Texas doesn't have the roster that Alabama possesses. No team in college football does. But the state of Texas has plenty of athletes from which to choose, and the Crimson Tide has done a great job recruiting the Lone Star State. If Sark gets this thing going, he'll make Austin a destination location for offensive weapons around the country.
Can Sark fix the defense?
Herman's defenses has been hit-or-miss in Austin, and that's something that hasn't plagued Sarkisian during his career. The Trojans finished in the top five in the Pac-12 in total defense, defensive yards per play and scoring defense in the two seasons he spent in Los Angeles. Perhaps more important is what his USC defenses did when it mattered most. The Trojans led the Pac-12 in third down defense in each of his two seasons at the helm.
I know, I know ... it's the Pac-12 and defense is optional. But dealing with those wide-open offenses will go a long way toward slowing down the Big 12 offenses that thrive with speed in space.
Defense doesn't win championships anymore. "Just enough" defense does. Alabama's success over the last decade exemplifies that more than any other program in the country. How does it do it? Strong work in key areas like third down and red zone. That's all Sarkisian will have to do in Austin, and he has the experience to make that happen.
But is he an upgrade?
Herman was the hot shot up-and-comer when he got the job at Texas. He had a good run as Houston's coach for two seasons and helped Ohio State win the national title in 2014 despite losing his top two quarterbacks -- Braxton Miller and JT Barrett -- and being forced to go with Cardale Jones. That's not the route Texas is going here.
Sarkisian is a proven coach who has excelled at an extremely high level as an assistant and team leader. The primary reason he fell out of favor with athletic directors across the country was his personal conduct issues that caused USC to bail on him after 1.5 seasons. By all accounts, Sark is rehabbed both in health and reputation as he continues on a steady path that is leading him to one of the top jobs in college football
But let's break down how Herman and Sarkisian stack up against one another.
|Coach||HC record||Bowls||Top 25s||League titles||Division titles||QBs developed|
Sam Ehlinger, Shane Buechele, Greg Ward, Jr. Cardale Jones, JT Barrett
Mac Jones, Tua Tagovailoa, Jalen Hurts, Cody Kessler, Keith Price, Jake Locker, Mark Sanchez, John David Booty, Matt Leinart, Carson Palmer
These resumes are certainly similar.
The main difference is that Sarkisian has gone through the Nick Saban coaching rehabilitation program.

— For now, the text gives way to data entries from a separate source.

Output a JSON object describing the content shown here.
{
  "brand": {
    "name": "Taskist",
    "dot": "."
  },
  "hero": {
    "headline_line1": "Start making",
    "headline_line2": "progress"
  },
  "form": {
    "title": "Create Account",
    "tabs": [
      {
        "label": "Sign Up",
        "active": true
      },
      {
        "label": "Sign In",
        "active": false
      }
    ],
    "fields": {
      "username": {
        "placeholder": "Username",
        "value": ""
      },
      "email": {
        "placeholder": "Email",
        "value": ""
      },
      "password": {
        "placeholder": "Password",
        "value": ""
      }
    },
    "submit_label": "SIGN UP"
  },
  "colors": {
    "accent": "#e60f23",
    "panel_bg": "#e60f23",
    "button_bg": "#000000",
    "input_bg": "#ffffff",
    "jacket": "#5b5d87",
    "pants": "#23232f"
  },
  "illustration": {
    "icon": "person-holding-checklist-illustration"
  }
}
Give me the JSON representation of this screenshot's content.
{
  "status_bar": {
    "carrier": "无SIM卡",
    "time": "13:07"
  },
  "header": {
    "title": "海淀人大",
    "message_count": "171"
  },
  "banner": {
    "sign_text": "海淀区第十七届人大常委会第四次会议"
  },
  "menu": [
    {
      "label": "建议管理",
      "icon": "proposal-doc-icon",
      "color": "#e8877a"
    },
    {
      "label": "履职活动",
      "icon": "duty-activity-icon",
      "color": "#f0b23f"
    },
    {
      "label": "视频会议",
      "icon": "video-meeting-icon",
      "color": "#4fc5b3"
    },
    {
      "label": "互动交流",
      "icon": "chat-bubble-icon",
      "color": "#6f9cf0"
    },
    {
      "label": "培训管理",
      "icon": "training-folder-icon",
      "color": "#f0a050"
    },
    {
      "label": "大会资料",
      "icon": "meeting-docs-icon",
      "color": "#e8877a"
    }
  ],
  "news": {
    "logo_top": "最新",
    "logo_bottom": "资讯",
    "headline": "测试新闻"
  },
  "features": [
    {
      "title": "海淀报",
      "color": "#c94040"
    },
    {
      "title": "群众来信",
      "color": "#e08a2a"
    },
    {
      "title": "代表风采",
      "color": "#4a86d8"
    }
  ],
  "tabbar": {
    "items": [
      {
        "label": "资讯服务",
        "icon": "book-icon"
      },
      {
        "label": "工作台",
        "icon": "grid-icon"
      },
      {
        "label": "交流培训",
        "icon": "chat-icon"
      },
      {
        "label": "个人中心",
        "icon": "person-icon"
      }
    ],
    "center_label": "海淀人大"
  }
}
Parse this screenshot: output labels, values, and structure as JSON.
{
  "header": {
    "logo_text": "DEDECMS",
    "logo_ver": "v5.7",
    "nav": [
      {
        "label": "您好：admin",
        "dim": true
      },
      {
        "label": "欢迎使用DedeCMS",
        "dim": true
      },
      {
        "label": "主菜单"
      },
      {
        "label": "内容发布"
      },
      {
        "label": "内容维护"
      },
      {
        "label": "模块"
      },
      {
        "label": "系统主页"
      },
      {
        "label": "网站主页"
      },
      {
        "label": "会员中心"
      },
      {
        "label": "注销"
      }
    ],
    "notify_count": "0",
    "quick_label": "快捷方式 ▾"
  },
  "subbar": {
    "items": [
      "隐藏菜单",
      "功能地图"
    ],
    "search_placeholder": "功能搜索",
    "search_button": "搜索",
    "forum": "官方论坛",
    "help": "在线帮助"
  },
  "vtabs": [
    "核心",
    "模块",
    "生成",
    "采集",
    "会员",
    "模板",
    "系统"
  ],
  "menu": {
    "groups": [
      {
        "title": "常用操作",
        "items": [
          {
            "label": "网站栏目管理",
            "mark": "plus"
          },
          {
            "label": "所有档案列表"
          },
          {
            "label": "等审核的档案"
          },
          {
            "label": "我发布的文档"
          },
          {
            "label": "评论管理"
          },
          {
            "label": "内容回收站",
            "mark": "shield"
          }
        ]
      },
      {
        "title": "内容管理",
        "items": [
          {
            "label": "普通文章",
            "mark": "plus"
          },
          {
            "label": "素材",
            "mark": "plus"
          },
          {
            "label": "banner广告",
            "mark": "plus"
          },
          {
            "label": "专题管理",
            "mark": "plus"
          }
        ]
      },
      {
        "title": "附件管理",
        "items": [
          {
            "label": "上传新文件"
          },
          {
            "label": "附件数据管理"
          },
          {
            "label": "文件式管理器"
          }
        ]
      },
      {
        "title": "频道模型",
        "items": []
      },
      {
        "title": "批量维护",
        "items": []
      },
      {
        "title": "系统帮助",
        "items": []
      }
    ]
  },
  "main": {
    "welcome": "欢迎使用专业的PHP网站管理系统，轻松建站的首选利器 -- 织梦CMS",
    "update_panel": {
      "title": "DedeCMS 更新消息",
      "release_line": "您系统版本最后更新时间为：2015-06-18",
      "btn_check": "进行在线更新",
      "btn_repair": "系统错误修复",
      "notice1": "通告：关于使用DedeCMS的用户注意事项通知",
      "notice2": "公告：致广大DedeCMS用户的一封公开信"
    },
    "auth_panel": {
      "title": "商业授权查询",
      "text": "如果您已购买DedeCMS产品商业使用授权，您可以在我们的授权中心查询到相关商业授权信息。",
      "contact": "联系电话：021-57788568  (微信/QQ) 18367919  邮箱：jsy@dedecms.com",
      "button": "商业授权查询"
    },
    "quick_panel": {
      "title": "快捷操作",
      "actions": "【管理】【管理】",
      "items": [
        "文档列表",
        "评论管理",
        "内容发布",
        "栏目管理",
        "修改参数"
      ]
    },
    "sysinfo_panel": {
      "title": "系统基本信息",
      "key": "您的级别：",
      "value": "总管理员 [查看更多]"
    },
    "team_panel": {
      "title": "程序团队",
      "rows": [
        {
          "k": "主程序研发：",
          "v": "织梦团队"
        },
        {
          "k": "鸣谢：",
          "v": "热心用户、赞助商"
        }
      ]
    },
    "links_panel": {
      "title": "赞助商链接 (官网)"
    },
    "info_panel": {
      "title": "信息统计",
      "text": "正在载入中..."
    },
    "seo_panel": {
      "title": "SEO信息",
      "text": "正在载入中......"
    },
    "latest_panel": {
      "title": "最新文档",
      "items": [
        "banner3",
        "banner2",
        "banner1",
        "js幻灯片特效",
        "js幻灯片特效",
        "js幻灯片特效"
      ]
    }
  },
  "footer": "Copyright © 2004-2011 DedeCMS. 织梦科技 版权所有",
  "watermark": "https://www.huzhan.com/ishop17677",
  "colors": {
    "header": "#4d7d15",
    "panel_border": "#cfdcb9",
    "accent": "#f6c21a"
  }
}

That might not seem like it's important, but learning from the greatest coach in the sport's history should not be minimalized. Saban helped mold Jimbo Fisher into a coach who eventually won a national championship, Kirby Smart into a three-time SEC East champion and 2017 SEC title winner at Georgia, Mark Dantonio into a Michigan State legend, Lane Kiffin into a responsible adult now leading Ole Miss, and several others into opportunities to succeed.
Sure, not all of Saban's pupils have succeeded. But many have, and that's a strong pedigree. It's certainly a stronger vote of confidence than the one Herman received from Texas athletic director Chris Del Conte.